[EXERCISE OBJECTIVE]: Nothing in the records may be dropped or altered when you repeat them.

[RECORDS]:
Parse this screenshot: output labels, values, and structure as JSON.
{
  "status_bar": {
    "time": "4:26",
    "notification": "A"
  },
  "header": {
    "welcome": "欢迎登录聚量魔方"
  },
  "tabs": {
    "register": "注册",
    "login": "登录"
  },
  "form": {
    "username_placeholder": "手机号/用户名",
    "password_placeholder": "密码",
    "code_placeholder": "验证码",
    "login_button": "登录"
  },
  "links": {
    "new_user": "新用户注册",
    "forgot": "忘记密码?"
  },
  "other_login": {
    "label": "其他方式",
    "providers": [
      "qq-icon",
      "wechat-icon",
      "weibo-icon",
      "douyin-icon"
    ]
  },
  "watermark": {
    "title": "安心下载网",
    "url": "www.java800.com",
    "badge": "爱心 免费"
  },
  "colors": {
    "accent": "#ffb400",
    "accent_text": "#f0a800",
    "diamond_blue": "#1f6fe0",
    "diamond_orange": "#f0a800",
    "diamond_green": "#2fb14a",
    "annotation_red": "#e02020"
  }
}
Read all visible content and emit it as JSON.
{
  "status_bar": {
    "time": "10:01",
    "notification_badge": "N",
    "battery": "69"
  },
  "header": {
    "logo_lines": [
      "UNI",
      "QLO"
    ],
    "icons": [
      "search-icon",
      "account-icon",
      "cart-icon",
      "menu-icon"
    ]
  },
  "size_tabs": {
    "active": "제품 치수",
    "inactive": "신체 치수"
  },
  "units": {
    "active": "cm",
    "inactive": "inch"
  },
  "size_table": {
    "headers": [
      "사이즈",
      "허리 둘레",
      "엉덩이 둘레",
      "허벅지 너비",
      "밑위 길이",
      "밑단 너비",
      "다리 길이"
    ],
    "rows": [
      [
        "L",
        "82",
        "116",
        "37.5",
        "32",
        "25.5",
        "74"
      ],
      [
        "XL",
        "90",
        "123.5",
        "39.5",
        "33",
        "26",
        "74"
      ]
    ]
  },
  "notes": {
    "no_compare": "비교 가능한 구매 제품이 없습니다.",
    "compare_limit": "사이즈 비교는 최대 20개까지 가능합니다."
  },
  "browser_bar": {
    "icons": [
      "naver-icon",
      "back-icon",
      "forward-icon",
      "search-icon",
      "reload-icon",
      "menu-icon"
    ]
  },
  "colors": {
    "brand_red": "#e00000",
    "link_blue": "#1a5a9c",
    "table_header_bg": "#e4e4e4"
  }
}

[SOLUTION FOR THIS TASK]:
Parse this screenshot: output labels, values, and structure as JSON.
{
  "status_bar": {
    "time": "4:26",
    "notification": "A"
  },
  "header": {
    "welcome": "欢迎登录聚量魔方"
  },
  "tabs": {
    "register": "注册",
    "login": "登录"
  },
  "form": {
    "username_placeholder": "手机号/用户名",
    "password_placeholder": "密码",
    "code_placeholder": "验证码",
    "login_button": "登录"
  },
  "links": {
    "new_user": "新用户注册",
    "forgot": "忘记密码?"
  },
  "other_login": {
    "label": "其他方式",
    "providers": [
      "qq-icon",
      "wechat-icon",
      "weibo-icon",
      "douyin-icon"
    ]
  },
  "watermark": {
    "title": "安心下载网",
    "url": "www.java800.com",
    "badge": "爱心 免费"
  },
  "colors": {
    "accent": "#ffb400",
    "accent_text": "#f0a800",
    "diamond_blue": "#1f6fe0",
    "diamond_orange": "#f0a800",
    "diamond_green": "#2fb14a",
    "annotation_red": "#e02020"
  }
}
Read all visible content and emit it as JSON.
{
  "status_bar": {
    "time": "10:01",
    "notification_badge": "N",
    "battery": "69"
  },
  "header": {
    "logo_lines": [
      "UNI",
      "QLO"
    ],
    "icons": [
      "search-icon",
      "account-icon",
      "cart-icon",
      "menu-icon"
    ]
  },
  "size_tabs": {
    "active": "제품 치수",
    "inactive": "신체 치수"
  },
  "units": {
    "active": "cm",
    "inactive": "inch"
  },
  "size_table": {
    "headers": [
      "사이즈",
      "허리 둘레",
      "엉덩이 둘레",
      "허벅지 너비",
      "밑위 길이",
      "밑단 너비",
      "다리 길이"
    ],
    "rows": [
      [
        "L",
        "82",
        "116",
        "37.5",
        "32",
        "25.5",
        "74"
      ],
      [
        "XL",
        "90",
        "123.5",
        "39.5",
        "33",
        "26",
        "74"
      ]
    ]
  },
  "notes": {
    "no_compare": "비교 가능한 구매 제품이 없습니다.",
    "compare_limit": "사이즈 비교는 최대 20개까지 가능합니다."
  },
  "browser_bar": {
    "icons": [
      "naver-icon",
      "back-icon",
      "forward-icon",
      "search-icon",
      "reload-icon",
      "menu-icon"
    ]
  },
  "colors": {
    "brand_red": "#e00000",
    "link_blue": "#1a5a9c",
    "table_header_bg": "#e4e4e4"
  }
}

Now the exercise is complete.